God breaks into our lives without notice or even asking if it is convenient. There are 20 new churches to be started and we are asked to help make their ministry possible. Our university students sit among the pans catching water from a leaking roof. They are crammed into space that is too small. The question we must ask is, “God are you talking to me?”
Gabriel told Mary “what the child was to be named, who he was to be, and something about the mystery that was to come upon her. ‘You mustn’t be afraid, Mary,’ he said. As he said it, he only hoped she wouldn’t notice that beneath the great golden wings, he himself was trembling with fear to think that the whole future of Creation hung on the answer of a girl.”
I can see Gabriel right now. Looking at us and thinking, “You want them to do what?” He trembles as he thinks about the whole future of Creation hanging on OUR answer.
God broke into the lives of Mary and Joseph. William Barclay says that Mary chose not to pray the world’s most common prayer, “Thy will be changed,” but instead chose to pray the world’s greatest prayer, “Thy will be done.”(5) Is God calling us to something specific, something impossible? What will our response be? Which prayer will we choose?
1. Ben Patterson, “A Faith Like Mary’s,” Preaching Today, Tape No. 87.
2. Mary, Did You Know, Words by: Mark Lowry, Music by: Buddy Greene
3. Gail Wood, “Mission Delayed,” Virtue, June/July 1999; found in SermonWriter for Advent 4B, Richard Donovan
4. W. Glyn Evans, Leadership, Vol. 4, no. 1.
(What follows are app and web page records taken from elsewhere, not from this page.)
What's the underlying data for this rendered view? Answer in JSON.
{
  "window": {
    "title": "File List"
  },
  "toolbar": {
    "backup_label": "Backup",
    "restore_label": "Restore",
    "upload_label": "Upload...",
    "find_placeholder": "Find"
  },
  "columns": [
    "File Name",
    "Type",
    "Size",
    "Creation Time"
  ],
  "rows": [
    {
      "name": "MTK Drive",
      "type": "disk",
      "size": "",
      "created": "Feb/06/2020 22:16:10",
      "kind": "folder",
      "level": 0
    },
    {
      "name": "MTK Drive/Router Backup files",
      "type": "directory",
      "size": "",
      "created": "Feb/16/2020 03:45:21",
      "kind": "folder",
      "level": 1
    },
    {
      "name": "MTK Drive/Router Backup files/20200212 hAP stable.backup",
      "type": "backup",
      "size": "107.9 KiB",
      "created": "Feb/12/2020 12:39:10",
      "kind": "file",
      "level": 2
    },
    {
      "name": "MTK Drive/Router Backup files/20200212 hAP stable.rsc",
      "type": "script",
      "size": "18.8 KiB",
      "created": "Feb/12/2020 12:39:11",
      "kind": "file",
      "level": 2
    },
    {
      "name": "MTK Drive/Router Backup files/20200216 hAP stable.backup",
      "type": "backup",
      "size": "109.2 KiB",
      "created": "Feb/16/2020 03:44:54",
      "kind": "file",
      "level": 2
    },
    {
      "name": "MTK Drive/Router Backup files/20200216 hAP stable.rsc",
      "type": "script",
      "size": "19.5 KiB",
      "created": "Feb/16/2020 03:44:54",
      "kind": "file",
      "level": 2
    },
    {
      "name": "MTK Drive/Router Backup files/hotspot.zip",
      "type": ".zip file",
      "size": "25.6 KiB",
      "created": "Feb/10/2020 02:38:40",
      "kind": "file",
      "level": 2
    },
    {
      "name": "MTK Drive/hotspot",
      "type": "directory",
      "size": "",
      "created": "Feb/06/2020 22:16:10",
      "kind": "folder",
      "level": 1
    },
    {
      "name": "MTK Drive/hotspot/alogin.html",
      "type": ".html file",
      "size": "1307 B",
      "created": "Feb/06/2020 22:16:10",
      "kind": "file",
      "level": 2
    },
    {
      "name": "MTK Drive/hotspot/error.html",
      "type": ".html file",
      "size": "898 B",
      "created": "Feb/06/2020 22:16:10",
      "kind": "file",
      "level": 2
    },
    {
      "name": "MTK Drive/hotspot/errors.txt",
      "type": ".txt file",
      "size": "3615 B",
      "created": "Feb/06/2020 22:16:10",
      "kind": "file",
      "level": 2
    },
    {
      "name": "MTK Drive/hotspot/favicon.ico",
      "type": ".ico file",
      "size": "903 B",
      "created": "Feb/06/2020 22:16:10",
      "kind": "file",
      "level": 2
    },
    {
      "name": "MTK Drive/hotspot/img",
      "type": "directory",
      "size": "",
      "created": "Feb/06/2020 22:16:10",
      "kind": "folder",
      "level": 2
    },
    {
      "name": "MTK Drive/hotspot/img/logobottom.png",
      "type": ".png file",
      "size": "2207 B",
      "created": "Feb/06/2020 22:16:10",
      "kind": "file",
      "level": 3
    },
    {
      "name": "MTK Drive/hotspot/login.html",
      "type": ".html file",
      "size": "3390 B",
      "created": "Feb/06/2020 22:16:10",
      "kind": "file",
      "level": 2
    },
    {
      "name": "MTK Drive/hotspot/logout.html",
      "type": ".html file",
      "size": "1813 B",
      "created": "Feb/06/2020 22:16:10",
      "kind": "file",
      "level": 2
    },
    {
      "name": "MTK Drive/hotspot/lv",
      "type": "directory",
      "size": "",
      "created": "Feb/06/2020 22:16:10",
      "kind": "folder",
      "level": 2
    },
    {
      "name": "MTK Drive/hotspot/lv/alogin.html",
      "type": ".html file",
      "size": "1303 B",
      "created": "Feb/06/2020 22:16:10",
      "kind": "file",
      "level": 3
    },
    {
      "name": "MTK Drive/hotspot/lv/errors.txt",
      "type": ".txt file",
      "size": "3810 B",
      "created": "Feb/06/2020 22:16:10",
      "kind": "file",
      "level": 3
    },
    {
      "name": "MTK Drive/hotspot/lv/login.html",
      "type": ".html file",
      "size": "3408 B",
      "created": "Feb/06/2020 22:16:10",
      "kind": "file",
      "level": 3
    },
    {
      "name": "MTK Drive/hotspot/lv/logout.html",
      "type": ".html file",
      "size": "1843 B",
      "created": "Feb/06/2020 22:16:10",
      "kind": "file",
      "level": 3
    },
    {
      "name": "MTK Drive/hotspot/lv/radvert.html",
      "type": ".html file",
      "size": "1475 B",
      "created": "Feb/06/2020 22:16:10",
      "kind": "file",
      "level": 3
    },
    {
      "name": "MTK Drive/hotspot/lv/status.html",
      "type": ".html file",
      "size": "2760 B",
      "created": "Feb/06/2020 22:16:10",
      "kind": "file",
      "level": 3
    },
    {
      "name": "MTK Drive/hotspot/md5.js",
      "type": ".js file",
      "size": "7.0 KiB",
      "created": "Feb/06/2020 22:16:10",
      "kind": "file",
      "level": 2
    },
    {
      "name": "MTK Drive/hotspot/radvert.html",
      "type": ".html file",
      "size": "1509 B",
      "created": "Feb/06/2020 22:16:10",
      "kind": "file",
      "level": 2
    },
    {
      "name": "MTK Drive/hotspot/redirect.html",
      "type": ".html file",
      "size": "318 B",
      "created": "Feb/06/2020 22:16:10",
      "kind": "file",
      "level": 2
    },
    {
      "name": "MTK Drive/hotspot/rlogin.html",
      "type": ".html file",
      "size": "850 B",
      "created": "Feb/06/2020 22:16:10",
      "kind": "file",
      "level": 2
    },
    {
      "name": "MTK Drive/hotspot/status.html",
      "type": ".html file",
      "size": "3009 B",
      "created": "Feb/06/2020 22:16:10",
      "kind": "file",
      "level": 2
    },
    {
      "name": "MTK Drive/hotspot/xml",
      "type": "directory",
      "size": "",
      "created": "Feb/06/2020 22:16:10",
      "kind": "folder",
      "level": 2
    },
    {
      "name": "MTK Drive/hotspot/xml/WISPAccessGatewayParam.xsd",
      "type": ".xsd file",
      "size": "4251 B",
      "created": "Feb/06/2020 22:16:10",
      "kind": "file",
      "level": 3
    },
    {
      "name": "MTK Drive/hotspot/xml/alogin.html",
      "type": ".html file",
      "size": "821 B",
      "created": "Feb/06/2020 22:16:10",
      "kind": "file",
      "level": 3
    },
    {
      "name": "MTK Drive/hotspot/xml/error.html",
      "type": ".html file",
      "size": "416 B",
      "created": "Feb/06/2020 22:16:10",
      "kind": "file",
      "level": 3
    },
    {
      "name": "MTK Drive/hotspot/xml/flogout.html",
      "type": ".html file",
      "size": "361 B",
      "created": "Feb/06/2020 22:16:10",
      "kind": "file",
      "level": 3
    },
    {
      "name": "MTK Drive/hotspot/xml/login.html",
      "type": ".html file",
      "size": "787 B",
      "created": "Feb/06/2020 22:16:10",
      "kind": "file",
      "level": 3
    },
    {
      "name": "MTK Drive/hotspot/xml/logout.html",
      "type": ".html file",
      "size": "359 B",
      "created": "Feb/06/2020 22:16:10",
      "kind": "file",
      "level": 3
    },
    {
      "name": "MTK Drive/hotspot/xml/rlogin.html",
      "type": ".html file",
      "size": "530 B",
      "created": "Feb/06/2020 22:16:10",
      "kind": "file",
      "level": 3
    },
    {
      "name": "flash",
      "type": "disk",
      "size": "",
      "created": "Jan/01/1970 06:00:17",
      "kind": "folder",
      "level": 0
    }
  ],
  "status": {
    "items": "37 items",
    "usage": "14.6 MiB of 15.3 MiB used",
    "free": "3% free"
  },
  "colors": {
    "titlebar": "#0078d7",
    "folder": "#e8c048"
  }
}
5. William Barcley, The Daily Study Bible Series: The Gospel of Luke, The Westminster Press, Philadelphia, 1975, 13.